I am pleased with today’s photo of an empty tattoo studio in Bogotá, Colombia. A painter has left an easel with a canvas showing severed heart valves growing from the top of a pink skull. The skull appears to be held up by a living hand, and there is an urban background. My own reflection is caught in the mirror. A passing taxi, and the elevated platform of the bus station behind it, are reflected in the mirror and in the window glass.
The photo plays on the theme of reflection. The absent artist is reflected in their work. I am reflected in the mirror designed for that purpose. The taxi, also reflected but more accidentally and transiently, connects my body and the artist’s work.
After decades of research, the book was ready. I put myself into the book, and I accepted the help of editors, an artist, and a coach, without whose assistance I could not have finished this project.
This book is free for Kindle today and tomorrow (Oct. 21 and 22).
This book is about how castrated men are often portrayed as monsters in fiction. I ask: What’s the “evil eunuch” stereotype, and why do novelists reproduce it? In this book, I explore the stereotypes that fashion these cruel, warped characters and encourage fiction writers to change the game.
I would like you to see the book and work your way around and through it. I would like to hear your opinions. Please download the book and post a review. (Remember, it’s free today and tomorrow.) Please share the link to this book with someone who needs to know about it. The book is no longer mine. It is for all of you.
Sunday, October 21, 2018
Photos of a small yellow spider in an alcaparro tree. Bogotá, Colombia.
I see what you said, and it is unacceptable.
It threatens my worldview.
It breaks apart the extended community as if we are rope unspun into threads, twisted between careless fingers, returned to bits of dry grass.
I might have to make a comment.
But I see I will not change you.

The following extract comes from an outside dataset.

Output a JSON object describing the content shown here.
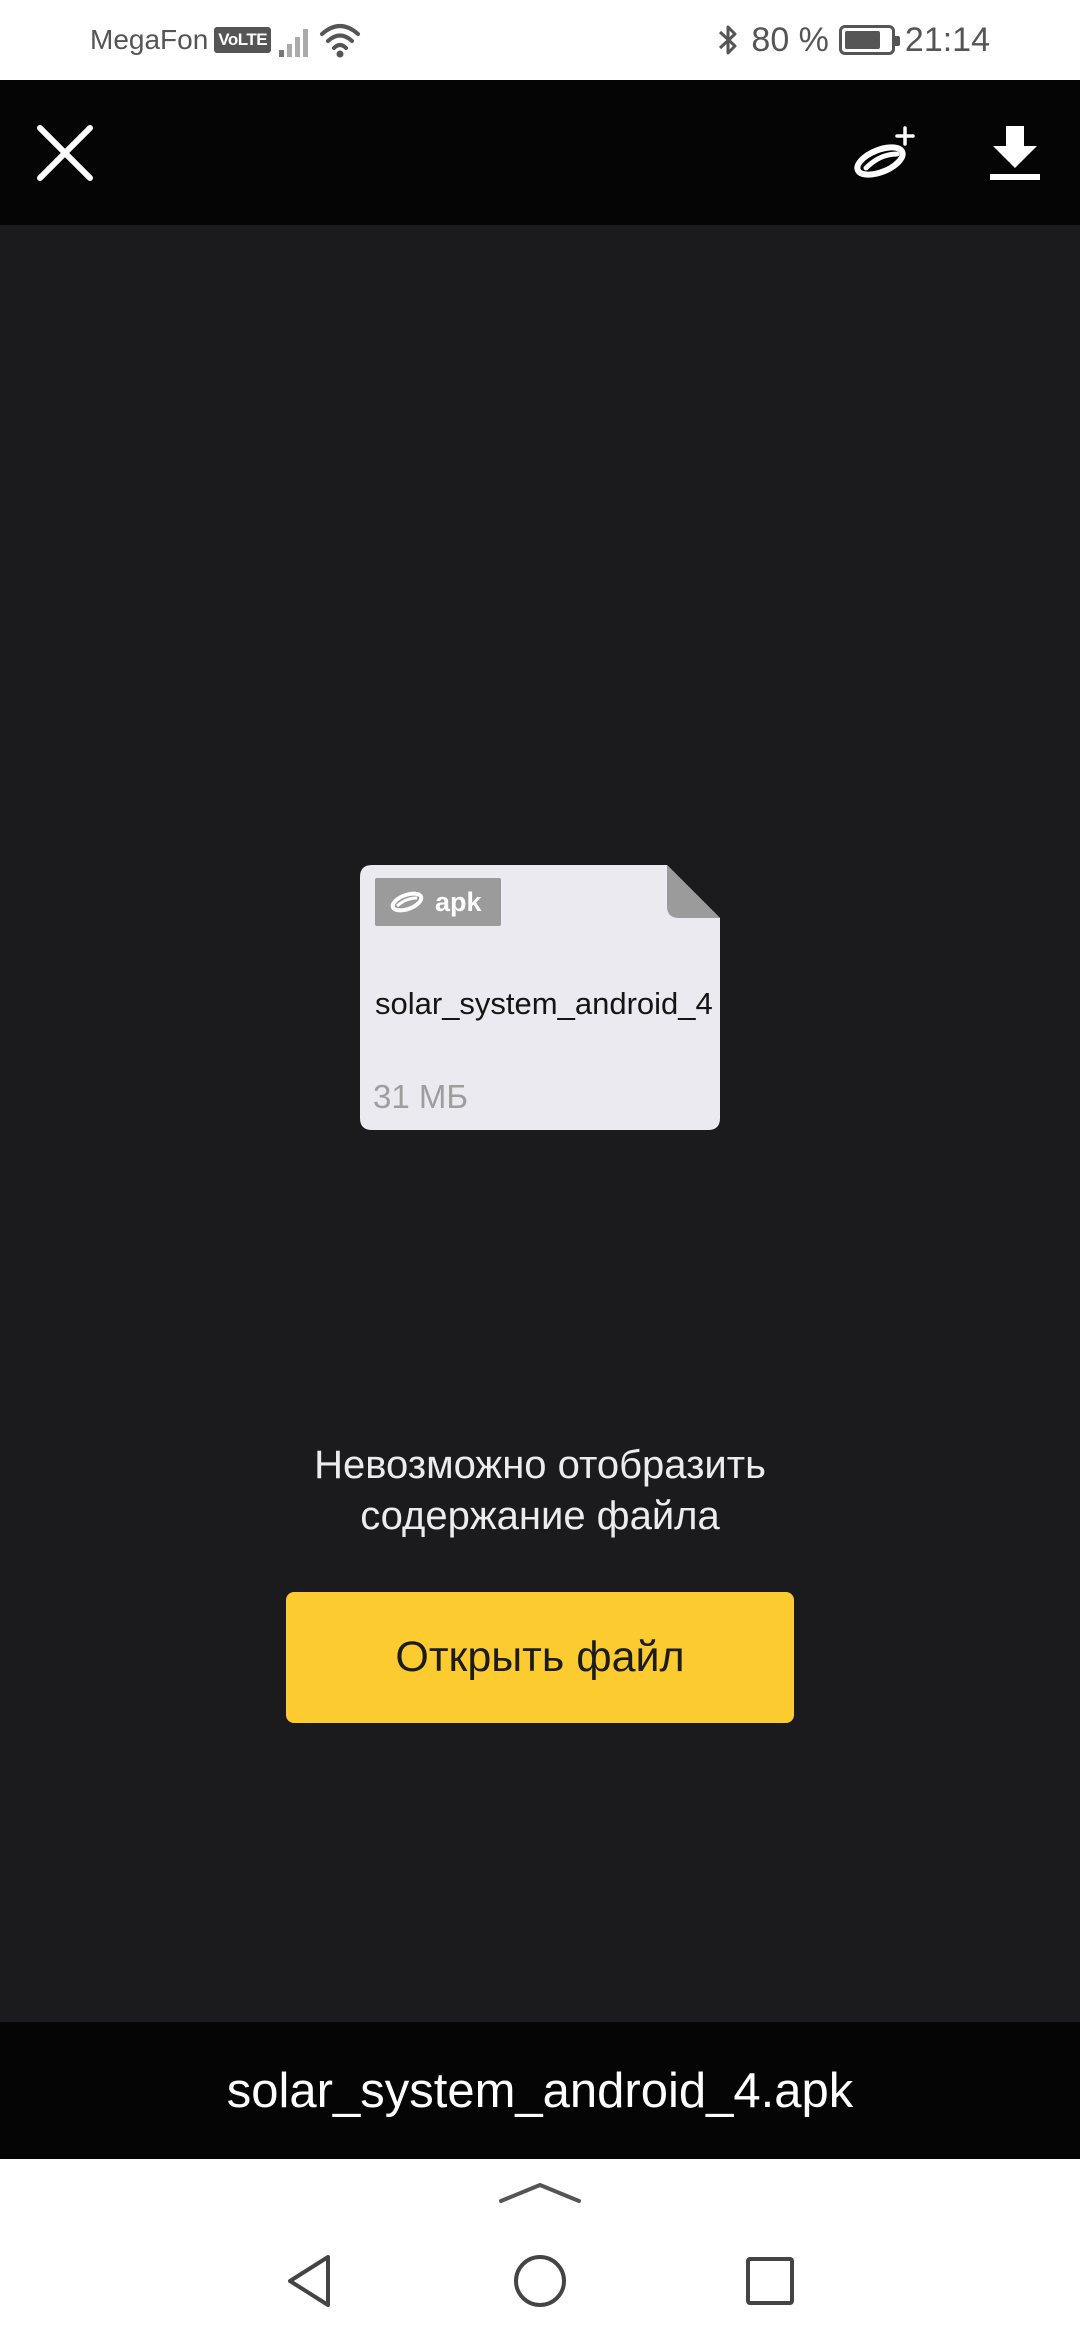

I need not make the same comment eight times.
The more I say it, the more you will think you have won when I stop saying it.
You are not “entitled to your opinion” if it is wrong, but I cannot explain why it is wrong, because the given box in which I must challenge your metaphysics is the size of my thumbnail.
I am not entitled to have you endorse my opinion, either.
I believe I am entitled to my opinion because I believe my argument is sound.
I believe I am entitled to enjoy today without listening to how you invalidate my experience.
I may have to make a comment to feel that I pushed back against the darkness.
Hear me out.
(Unless you are a bot who has no ears to hear.)
Hear how I make my home on a rocky cliff of ideas where you leave me pointed sticks to build my nest and claim all the soft grass as yours.
You claim that it is yours and has always been yours.
If I were to invite you to my nest, you’d see it is also lined with grass. I’m not as primitive as you may think.
But you’re not invited over.
I have left one comment. This is just to say: I hear you. You are wrong.
I wish there were a symbol that meant: Now I let go of you. You cannot bait me further.
I am not a fish. You are not a sailor.
Neither of us is a shark.
With equanimity and an open heart, I reveal my sacred face to you, I do not let you touch me, and I set you free.
There is a palace where we are reconciled and at peace. There is a day on which we help each other decorate the ballroom with the same silver-green grass.
This box is not that palace, and today is not that day.